In this last year, I have spoken with dozens of portfolio companies answering both straightforward and more complex questions around GDPR and B2B marketing. Now, I am certainly no lawyer, but I have been able to develop a point of view on how marketers can thrive given some of the significant challenges around B2B marketing and GDPR. Here is what I have learned:

Focus on the business, not the person

Yes, B2B marketing is alive in the EU.  Now, there have certainly been changes in tactics and approaches. Databases are cleaner, sources of contacts are stronger, privacy protection is better, and lists are almost all 100% opt-in. These I believe are mostly good things. But, there is quite a bit of flexibility in approaches given a singular fact: GDPR is about personal privacy, not business privacy. Now, while this may seem obvious, once you understand this base concept, it frees marketers to target a business aggressively and leverage “legitimate interest” as a tool to communicate with leads (more on this later).

Don’t let the lawyers market

Organizations that let the lawyers develop the rules without marketing advocating for the permissible tactics are struggling.  In my conversations with portfolio companies, it is clear that there is room to “negotiate” with legal and develop a policy that protects the firm but doesn’t shut down marketing. Successful EU marketers are the ones that successfully make the case for balancing the risk to their firm against the opportunity to drive growth for the organization through effective marketing. 

You should ask yourself two questions that may help understand this risk:

  • Am I big enough to be a target of enforcement? In most cases, the answer is no! Big privacy breaches like Equifax or Google’s use of personal data make headlines. Would an enforcement against your company be news?
  • Have you taken care of the “block and tackle?” It is important that you have made a good faith effort to take care of the basic protections:  security to protect Personally Identifiable Information, updated GDPR compliant privacy policy, procedures around opt-in and “right to be forgotten,” and a preference center for database members to tell you what type of communications they prefer. Once these are in place, if there were an EU prompt about your tactics, you will be in a solid position to answer them and likely not get fined.

Legitimate Interest is your friend

As stated previously, GDPR is focused on protecting an individual’s privacy, not a business’. Once you focus on the business, then the GDPR rules stipulate rules around the “legitimate interest” a business has in communicating with a person at another business. The goal of GDPR was not squash all business marketing but provide a way to communicate with a business and provide them information that would be considered normal in the course of typical B2B communications.

Now legitimate interest is not a free pass to break all the GDPR rules, but more a carve out to allow business to communicate with other businesses and enable them to do what is necessary to do their jobs.  And, one final note…the rules on contacting business will vary by country, so make sure you know the rules.  More on leveraging legitimate interest for B2B marketing here.

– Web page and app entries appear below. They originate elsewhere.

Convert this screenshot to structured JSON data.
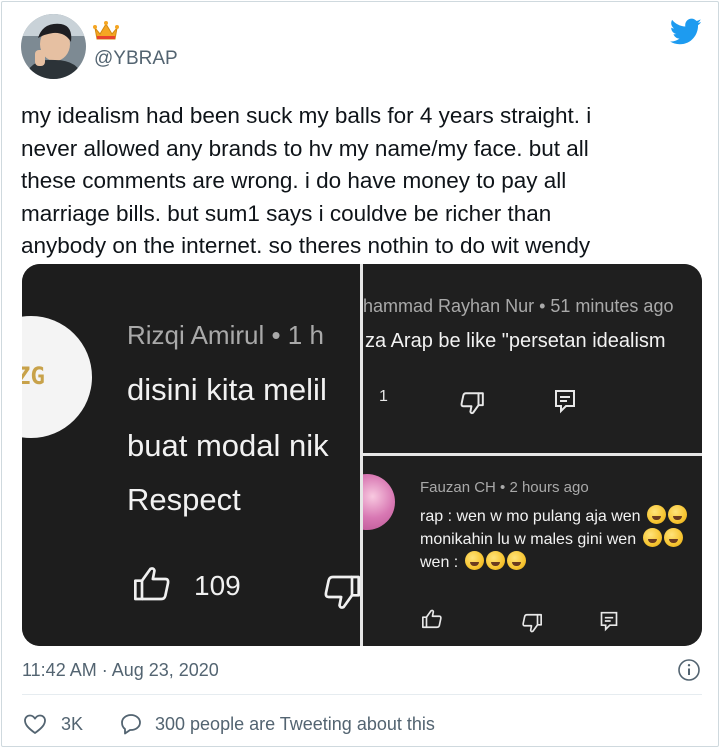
{
  "author": {
    "handle": "@YBRAP"
  },
  "tweet": {
    "lines": [
      "my idealism had been suck my balls for 4 years straight. i",
      "never allowed any brands to hv my name/my face. but all",
      "these comments are wrong. i do have money to pay all",
      "marriage bills. but sum1 says i couldve be richer than",
      "anybody on the internet. so theres nothin to do wit wendy"
    ],
    "timestamp": "11:42 AM · Aug 23, 2020",
    "likes": "3K",
    "replies_text": "300 people are Tweeting about this"
  },
  "media": {
    "left_comment": {
      "author": "Rizqi Amirul • 1 h",
      "lines": [
        "disini kita melil",
        "buat modal nik",
        "Respect"
      ],
      "like_count": "109",
      "logo_text": "ZG"
    },
    "top_right_comment": {
      "meta": "hammad Rayhan Nur • 51 minutes ago",
      "text": "za Arap be like \"persetan idealism",
      "like_count": "1"
    },
    "bottom_right_comment": {
      "meta": "Fauzan CH • 2 hours ago",
      "line1": "rap : wen w mo pulang aja wen",
      "line2": "monikahin lu w males gini wen",
      "line3": "wen :"
    }
  },
  "colors": {
    "twitter_blue": "#1d9bf0",
    "secondary_text": "#536471",
    "media_bg": "#1f1f1f"
  },
  "icons": [
    "crown-icon",
    "twitter-bird-icon",
    "thumbs-up-icon",
    "thumbs-down-icon",
    "reply-icon",
    "info-icon",
    "heart-icon",
    "speech-bubble-icon"
  ]
}
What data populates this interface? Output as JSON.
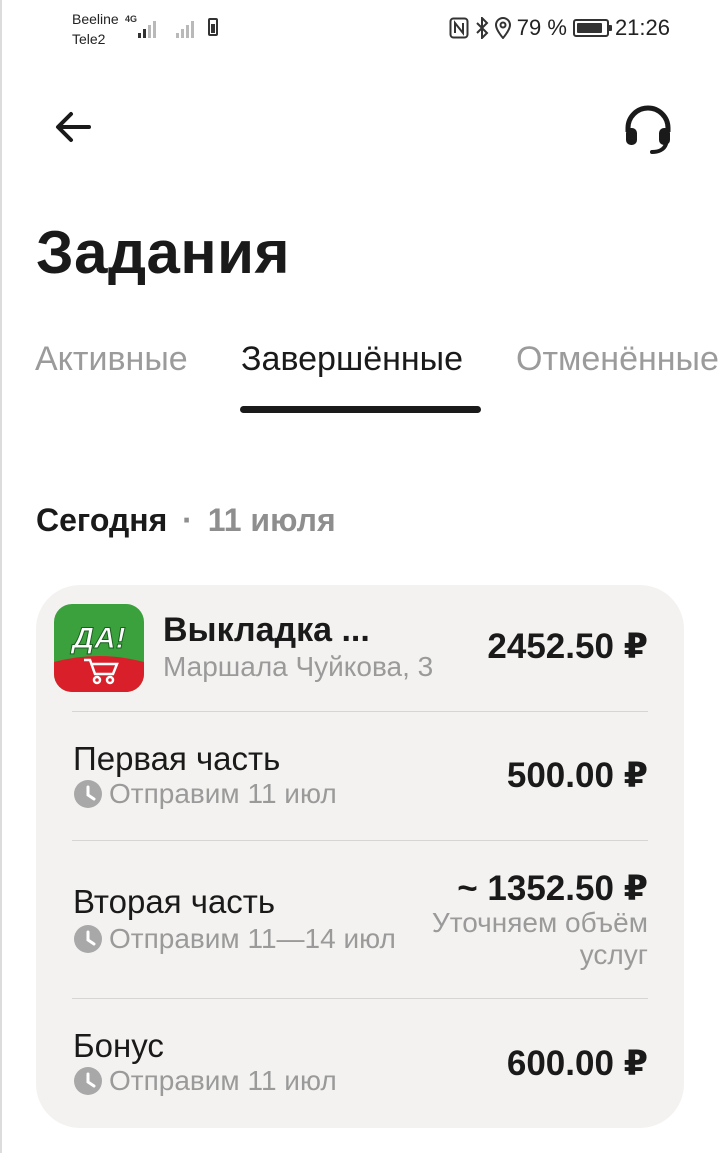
{
  "status_bar": {
    "carrier_1": "Beeline",
    "carrier_2": "Tele2",
    "network_type": "4G",
    "battery_percent": "79 %",
    "time": "21:26",
    "icons": [
      "nfc-icon",
      "bluetooth-icon",
      "location-icon",
      "battery-icon"
    ]
  },
  "header": {
    "back_icon": "arrow-left-icon",
    "support_icon": "headset-icon",
    "title": "Задания"
  },
  "tabs": [
    {
      "label": "Активные",
      "active": false
    },
    {
      "label": "Завершённые",
      "active": true
    },
    {
      "label": "Отменённые",
      "active": false
    }
  ],
  "date_group": {
    "day": "Сегодня",
    "separator": "·",
    "date": "11 июля"
  },
  "task": {
    "logo_text": "ДА!",
    "logo_colors": {
      "green": "#3aa13c",
      "red": "#d9202a"
    },
    "title": "Выкладка ...",
    "address": "Маршала Чуйкова, 3",
    "total": "2452.50 ₽",
    "payments": [
      {
        "label": "Первая часть",
        "schedule": "Отправим 11 июл",
        "amount": "500.00 ₽",
        "note": ""
      },
      {
        "label": "Вторая часть",
        "schedule": "Отправим 11—14 июл",
        "amount": "~ 1352.50 ₽",
        "note": "Уточняем объём услуг"
      },
      {
        "label": "Бонус",
        "schedule": "Отправим 11 июл",
        "amount": "600.00 ₽",
        "note": ""
      }
    ]
  }
}
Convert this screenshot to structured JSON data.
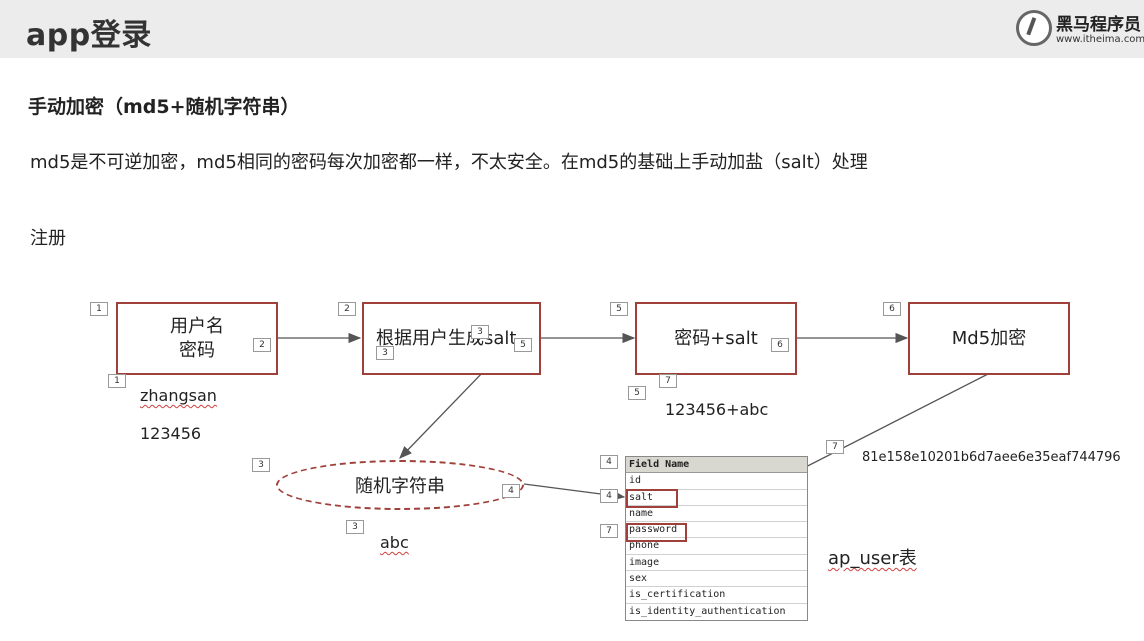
{
  "header": {
    "title": "app登录",
    "logo_name": "黑马程序员",
    "logo_url": "www.itheima.com"
  },
  "subtitle": "手动加密（md5+随机字符串）",
  "description": "md5是不可逆加密，md5相同的密码每次加密都一样，不太安全。在md5的基础上手动加盐（salt）处理",
  "section": "注册",
  "boxes": {
    "username_line1": "用户名",
    "username_line2": "密码",
    "generate_salt": "根据用户生成salt",
    "password_salt": "密码+salt",
    "md5": "Md5加密",
    "random_string": "随机字符串"
  },
  "values": {
    "username": "zhangsan",
    "password": "123456",
    "salt": "abc",
    "combined": "123456+abc",
    "hash": "81e158e10201b6d7aee6e35eaf744796"
  },
  "steps": [
    "1",
    "2",
    "2",
    "3",
    "3",
    "5",
    "5",
    "6",
    "6",
    "1",
    "7",
    "5",
    "3",
    "4",
    "4",
    "7",
    "3",
    "4",
    "7"
  ],
  "table": {
    "header": "Field Name",
    "fields": [
      "id",
      "salt",
      "name",
      "password",
      "phone",
      "image",
      "sex",
      "is_certification",
      "is_identity_authentication"
    ],
    "name": "ap_user表"
  },
  "colors": {
    "accent": "#a0403a",
    "header_bg": "#ececec"
  }
}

Tactics may change

I don’t want to paint an unrealistic picture, marketers need to be savvy and know what is and isn’t permissible under GDPR. First, you can do ABM in the EU, but the tactics will probably be a bit different than in the US. Specifically, you will not be able to leverage any “intent” data that is learned from tracking someone’s IP address.  But, direct mail is perfectly permissible and, arguably, more effective than emails today. Lastly, you can certainly enrich your data with additional details from third parties like Discover.org or Clearbit. What you can’t do is blast emails to list from these sources. Alternatively, it might make sense to do an opt-in campaign under the basis of legitimate interest.

So, one year later we have learned a lot. But, GDPR regulations are certainly not fully baked and continue to evolve. For B2B marketers, the best advice is to stay vigilant and keep your knowledge as fresh as possible. We will continue to monitor and pass on information as it all evolves.